Listed entries START
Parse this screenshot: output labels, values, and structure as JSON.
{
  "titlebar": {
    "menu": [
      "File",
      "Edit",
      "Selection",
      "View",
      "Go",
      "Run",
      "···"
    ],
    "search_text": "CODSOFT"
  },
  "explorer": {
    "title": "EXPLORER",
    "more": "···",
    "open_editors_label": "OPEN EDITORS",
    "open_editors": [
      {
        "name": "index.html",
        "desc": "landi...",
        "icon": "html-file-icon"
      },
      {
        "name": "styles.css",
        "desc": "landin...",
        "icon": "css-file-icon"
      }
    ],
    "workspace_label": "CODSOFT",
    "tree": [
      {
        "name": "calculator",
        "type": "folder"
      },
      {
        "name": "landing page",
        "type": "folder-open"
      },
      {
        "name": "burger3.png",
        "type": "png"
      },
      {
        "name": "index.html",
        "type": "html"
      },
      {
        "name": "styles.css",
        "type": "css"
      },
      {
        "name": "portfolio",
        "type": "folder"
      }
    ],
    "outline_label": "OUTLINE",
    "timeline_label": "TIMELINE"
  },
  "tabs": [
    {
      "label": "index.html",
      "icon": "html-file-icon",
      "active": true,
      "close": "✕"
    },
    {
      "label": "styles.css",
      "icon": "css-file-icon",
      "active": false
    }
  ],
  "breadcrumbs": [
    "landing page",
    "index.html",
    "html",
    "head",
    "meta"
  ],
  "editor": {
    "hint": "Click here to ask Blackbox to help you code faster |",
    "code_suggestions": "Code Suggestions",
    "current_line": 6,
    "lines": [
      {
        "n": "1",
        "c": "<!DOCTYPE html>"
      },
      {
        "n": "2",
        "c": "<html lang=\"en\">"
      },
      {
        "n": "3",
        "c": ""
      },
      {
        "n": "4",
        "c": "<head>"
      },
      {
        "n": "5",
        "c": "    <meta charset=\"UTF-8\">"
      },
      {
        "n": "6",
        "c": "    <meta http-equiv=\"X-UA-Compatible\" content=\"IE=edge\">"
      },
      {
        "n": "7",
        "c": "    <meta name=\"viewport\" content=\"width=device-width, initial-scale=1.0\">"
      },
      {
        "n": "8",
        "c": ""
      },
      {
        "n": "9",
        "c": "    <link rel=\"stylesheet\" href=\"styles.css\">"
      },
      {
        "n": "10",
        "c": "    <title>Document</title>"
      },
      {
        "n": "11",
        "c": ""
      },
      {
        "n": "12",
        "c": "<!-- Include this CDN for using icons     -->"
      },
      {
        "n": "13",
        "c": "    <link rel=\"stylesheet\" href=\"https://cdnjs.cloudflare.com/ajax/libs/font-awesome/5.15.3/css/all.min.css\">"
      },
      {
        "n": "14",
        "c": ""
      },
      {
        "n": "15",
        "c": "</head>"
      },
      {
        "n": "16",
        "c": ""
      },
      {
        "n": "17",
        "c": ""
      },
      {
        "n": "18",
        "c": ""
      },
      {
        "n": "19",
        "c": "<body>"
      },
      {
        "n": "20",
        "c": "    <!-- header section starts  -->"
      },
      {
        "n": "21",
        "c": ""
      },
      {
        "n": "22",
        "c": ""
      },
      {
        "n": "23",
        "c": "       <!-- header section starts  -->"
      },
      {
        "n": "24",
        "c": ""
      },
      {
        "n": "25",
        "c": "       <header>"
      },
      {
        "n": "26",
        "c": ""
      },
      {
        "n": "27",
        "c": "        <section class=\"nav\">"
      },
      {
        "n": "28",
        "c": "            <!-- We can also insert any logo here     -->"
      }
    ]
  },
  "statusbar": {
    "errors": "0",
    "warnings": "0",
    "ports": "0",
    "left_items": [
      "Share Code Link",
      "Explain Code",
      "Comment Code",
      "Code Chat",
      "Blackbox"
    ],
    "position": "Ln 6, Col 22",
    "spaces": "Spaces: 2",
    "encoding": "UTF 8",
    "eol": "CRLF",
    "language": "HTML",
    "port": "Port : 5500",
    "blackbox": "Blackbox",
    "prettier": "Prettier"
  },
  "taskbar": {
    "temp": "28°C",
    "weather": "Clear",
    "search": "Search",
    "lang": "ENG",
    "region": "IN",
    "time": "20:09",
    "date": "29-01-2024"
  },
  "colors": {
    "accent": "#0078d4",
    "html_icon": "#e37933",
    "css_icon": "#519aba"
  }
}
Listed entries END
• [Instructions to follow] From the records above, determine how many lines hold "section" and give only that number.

• [Response] 3